Line count for the string "likes" in the records below: report that figure and nothing else.

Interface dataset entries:
+ + +
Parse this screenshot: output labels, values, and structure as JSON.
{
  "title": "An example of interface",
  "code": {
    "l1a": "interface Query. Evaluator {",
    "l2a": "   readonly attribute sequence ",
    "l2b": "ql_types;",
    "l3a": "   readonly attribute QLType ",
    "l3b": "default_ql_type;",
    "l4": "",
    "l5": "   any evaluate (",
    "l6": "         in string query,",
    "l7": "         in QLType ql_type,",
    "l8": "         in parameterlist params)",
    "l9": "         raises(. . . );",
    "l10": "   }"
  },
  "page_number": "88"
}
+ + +
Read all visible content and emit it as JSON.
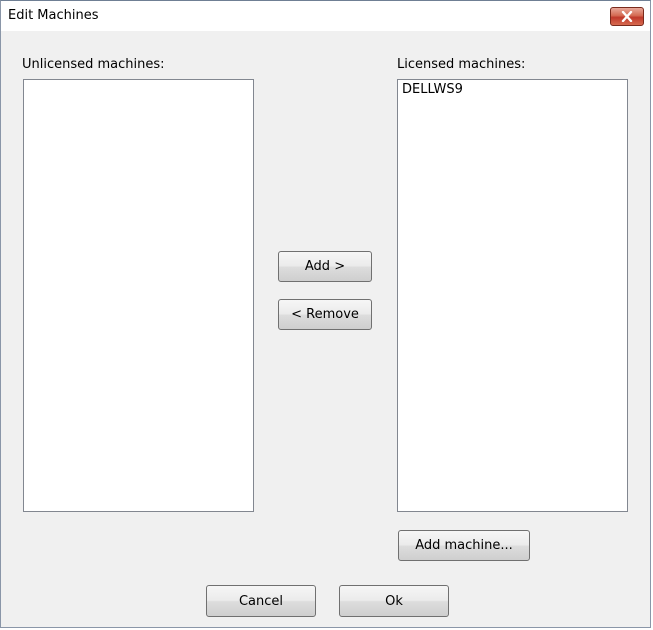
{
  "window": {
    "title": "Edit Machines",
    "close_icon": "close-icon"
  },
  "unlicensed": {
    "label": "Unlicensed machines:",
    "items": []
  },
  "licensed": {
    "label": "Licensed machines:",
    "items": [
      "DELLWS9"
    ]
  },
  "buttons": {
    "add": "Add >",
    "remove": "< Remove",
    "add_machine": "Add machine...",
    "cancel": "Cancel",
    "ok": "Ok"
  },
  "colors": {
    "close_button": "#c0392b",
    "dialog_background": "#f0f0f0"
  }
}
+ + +
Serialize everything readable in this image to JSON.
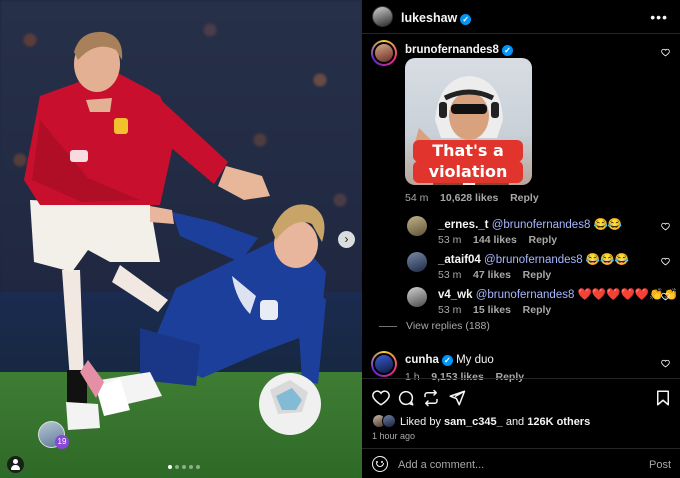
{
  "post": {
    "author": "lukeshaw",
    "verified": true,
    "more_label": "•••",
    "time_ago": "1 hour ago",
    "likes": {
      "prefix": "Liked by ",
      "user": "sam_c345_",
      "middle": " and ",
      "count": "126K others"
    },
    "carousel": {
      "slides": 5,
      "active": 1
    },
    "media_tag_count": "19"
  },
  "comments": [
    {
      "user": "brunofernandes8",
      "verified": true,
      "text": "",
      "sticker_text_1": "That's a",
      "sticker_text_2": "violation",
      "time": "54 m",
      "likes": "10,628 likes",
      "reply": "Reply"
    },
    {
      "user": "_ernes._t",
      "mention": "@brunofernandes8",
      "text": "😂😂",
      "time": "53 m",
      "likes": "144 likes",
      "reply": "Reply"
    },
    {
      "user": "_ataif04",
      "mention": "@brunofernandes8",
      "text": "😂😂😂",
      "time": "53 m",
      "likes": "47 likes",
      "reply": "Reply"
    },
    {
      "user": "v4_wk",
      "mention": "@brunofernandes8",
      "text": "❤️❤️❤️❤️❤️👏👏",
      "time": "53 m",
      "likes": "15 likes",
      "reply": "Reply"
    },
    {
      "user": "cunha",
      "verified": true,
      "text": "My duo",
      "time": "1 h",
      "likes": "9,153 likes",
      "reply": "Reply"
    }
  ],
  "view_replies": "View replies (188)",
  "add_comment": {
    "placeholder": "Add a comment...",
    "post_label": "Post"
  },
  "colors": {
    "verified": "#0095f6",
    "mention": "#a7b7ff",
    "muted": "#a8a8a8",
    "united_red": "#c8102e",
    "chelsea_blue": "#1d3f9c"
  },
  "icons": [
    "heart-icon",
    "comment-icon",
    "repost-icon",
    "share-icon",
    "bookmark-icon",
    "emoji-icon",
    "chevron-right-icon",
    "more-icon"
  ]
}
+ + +
Answer to the exercise:
6